> Instructions to follow
The output should be all lines of the entries below in which the word "secret" occurs.

> App and web page records
+++

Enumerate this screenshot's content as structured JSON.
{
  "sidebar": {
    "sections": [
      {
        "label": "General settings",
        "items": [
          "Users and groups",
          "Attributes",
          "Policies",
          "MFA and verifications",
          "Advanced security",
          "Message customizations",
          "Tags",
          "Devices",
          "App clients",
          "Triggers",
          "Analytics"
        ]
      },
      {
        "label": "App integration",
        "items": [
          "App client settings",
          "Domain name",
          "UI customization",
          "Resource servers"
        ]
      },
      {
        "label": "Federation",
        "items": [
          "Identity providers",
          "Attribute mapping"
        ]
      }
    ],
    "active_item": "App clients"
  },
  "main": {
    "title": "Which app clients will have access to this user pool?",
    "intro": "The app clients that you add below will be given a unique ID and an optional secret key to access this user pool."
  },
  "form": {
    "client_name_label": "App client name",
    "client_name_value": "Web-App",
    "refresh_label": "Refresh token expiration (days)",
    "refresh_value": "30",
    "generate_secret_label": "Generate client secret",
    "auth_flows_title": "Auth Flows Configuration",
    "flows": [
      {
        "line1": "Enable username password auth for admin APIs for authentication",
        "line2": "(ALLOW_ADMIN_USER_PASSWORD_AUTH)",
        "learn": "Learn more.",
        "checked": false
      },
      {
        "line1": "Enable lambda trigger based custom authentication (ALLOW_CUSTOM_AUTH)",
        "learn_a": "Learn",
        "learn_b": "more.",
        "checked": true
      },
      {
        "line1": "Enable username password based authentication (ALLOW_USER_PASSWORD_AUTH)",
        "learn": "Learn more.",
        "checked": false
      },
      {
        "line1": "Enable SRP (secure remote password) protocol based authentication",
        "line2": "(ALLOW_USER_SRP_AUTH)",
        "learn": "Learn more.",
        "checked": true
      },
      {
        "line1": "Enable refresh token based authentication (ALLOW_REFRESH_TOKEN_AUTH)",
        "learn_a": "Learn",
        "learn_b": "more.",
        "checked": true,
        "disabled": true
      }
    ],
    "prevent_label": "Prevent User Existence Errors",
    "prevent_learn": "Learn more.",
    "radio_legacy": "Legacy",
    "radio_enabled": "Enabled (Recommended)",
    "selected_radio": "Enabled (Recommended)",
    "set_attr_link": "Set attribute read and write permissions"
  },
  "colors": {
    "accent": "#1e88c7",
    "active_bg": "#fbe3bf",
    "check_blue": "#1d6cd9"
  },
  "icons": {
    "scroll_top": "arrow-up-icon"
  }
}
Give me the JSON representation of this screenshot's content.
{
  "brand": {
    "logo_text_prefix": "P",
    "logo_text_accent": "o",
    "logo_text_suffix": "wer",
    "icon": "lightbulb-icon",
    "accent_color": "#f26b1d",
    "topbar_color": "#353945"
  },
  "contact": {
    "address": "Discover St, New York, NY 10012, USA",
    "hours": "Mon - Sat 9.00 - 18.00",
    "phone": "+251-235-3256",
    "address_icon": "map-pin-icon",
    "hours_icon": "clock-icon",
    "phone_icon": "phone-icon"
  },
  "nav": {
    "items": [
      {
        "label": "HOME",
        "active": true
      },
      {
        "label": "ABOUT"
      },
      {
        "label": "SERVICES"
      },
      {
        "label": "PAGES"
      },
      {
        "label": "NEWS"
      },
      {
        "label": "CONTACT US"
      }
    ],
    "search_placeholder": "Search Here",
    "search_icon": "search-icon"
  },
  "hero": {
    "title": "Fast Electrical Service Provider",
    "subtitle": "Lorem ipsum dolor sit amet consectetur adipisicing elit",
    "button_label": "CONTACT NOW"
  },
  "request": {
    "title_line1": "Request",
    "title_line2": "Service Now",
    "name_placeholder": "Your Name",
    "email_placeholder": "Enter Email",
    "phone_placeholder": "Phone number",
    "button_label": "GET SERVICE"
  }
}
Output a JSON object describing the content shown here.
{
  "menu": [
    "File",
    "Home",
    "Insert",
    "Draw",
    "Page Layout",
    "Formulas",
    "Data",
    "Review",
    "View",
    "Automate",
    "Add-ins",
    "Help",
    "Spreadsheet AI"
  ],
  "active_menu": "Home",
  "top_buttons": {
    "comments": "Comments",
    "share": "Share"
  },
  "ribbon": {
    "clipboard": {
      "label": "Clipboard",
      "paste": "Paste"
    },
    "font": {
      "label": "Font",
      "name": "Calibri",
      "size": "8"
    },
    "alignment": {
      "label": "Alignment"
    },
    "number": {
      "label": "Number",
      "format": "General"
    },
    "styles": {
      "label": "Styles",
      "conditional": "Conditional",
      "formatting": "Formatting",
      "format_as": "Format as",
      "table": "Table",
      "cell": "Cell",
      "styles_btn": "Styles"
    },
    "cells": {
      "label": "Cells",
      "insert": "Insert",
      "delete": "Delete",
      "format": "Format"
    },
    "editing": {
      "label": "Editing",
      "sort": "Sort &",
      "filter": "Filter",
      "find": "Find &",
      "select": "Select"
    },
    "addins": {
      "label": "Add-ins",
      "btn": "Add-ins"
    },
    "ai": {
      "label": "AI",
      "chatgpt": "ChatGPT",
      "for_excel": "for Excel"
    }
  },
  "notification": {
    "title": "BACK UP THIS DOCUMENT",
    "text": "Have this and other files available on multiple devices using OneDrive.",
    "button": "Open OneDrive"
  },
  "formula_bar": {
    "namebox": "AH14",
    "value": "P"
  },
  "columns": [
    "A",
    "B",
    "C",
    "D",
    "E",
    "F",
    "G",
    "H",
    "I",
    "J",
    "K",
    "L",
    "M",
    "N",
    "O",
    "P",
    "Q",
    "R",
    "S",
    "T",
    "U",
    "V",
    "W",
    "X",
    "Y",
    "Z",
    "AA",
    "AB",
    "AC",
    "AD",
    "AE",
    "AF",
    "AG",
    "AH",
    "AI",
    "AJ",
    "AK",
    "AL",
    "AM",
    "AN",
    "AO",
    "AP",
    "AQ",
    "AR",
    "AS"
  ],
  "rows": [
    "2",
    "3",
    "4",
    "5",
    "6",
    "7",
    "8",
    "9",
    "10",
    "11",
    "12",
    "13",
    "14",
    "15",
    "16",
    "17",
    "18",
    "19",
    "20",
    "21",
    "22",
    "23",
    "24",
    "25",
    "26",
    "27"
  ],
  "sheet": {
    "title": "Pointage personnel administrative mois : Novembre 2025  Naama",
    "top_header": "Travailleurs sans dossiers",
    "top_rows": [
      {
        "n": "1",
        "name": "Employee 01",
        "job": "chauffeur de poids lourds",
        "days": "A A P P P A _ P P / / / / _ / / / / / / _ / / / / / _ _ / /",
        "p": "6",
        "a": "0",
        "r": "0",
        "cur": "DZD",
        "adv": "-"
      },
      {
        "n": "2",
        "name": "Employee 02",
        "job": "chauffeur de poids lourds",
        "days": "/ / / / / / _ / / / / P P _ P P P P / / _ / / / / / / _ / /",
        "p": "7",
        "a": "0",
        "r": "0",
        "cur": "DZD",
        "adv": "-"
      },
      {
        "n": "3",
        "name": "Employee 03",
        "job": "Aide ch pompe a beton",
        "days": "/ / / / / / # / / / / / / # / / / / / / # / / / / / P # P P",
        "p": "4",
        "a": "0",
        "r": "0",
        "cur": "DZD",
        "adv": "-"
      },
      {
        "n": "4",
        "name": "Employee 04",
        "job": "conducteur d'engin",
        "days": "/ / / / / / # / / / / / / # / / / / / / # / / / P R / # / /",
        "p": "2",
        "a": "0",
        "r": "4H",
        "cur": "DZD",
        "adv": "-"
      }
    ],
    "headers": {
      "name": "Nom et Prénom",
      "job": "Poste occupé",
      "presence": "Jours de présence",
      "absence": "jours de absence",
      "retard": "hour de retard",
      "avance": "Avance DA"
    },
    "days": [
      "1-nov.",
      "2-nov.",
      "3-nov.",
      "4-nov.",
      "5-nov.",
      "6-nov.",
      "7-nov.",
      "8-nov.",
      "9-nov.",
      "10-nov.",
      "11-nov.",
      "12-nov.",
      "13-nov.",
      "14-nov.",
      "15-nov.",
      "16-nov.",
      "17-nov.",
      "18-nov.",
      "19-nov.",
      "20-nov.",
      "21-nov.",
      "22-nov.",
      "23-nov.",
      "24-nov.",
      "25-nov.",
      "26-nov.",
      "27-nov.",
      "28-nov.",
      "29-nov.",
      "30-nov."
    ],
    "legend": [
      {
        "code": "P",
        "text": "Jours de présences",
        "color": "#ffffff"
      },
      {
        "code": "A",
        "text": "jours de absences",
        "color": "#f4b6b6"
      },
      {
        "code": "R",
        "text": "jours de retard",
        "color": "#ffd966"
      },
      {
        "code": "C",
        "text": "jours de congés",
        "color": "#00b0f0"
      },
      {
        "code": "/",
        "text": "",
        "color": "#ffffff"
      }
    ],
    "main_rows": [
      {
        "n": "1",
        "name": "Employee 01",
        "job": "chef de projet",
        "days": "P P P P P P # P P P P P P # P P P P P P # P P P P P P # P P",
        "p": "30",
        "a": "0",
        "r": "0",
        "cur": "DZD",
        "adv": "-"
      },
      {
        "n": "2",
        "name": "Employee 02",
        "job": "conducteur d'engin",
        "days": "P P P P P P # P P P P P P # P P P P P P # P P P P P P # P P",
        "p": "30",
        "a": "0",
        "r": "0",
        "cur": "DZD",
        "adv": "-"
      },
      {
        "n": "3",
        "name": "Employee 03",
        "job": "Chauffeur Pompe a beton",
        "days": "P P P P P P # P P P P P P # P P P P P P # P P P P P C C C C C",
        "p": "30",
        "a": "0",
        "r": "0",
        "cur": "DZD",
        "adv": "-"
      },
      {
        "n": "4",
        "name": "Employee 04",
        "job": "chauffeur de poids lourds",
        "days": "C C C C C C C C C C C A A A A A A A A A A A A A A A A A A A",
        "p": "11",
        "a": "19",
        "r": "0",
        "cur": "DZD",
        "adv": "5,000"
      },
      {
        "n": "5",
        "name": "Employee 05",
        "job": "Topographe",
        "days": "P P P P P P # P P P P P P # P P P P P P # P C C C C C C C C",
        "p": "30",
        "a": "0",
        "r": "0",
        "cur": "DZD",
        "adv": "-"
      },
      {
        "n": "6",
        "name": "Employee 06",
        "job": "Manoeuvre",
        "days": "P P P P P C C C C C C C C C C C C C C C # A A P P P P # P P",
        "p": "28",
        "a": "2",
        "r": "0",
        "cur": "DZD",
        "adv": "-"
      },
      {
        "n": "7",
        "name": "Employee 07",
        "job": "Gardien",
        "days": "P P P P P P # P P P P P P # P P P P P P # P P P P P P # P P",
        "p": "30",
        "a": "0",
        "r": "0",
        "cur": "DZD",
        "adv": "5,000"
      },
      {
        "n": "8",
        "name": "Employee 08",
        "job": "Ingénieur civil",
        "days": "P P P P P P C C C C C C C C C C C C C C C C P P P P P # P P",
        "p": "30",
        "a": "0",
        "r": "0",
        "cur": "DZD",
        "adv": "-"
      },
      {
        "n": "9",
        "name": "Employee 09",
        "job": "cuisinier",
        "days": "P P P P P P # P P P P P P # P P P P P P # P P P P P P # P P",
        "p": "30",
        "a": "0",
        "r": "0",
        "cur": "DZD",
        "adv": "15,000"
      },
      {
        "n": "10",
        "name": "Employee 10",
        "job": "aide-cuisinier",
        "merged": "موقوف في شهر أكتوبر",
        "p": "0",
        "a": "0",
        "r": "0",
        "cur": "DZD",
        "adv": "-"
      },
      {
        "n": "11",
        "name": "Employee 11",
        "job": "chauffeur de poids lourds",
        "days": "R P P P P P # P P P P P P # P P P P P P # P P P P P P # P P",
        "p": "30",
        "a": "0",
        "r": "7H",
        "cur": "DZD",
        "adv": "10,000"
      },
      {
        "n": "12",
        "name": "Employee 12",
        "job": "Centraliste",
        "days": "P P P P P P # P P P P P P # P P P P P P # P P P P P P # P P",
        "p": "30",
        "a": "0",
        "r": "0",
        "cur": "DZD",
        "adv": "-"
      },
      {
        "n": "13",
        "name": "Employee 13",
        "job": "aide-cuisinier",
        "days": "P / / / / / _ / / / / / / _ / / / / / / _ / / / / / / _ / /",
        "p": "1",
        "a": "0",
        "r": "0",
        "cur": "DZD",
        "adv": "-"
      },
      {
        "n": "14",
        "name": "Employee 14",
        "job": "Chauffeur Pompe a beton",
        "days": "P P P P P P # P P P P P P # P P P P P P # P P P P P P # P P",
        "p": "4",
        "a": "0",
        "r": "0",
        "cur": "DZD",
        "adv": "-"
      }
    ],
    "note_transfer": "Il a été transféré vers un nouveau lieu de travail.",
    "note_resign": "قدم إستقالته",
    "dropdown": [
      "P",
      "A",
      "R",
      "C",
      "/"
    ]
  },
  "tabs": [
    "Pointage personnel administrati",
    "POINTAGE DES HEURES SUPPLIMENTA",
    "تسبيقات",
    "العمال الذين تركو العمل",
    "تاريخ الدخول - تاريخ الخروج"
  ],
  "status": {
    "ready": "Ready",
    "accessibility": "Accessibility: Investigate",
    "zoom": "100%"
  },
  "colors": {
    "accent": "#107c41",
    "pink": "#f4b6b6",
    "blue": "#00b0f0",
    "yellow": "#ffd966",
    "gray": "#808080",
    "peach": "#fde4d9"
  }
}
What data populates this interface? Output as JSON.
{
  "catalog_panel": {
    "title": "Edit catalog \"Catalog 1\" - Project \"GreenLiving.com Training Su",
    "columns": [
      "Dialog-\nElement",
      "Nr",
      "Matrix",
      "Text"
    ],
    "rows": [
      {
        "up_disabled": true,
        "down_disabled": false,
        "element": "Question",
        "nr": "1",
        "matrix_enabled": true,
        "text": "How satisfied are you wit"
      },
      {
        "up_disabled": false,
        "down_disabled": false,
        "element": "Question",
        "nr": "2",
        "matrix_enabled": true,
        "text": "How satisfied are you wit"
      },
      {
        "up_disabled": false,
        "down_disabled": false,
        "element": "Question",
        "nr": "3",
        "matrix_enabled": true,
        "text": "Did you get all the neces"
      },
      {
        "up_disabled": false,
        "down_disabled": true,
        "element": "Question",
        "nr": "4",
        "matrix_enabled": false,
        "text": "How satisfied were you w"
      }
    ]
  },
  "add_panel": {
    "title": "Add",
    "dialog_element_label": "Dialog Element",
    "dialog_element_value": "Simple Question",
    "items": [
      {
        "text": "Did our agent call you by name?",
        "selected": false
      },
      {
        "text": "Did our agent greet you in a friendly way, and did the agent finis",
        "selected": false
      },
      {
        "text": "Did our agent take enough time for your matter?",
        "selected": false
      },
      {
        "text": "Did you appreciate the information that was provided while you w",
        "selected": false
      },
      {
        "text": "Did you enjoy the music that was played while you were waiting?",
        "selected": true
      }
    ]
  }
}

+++

> Response box
    "intro": "The app clients that you add below will be given a unique ID and an optional secret key to access this user pool."
    "generate_secret_label": "Generate client secret",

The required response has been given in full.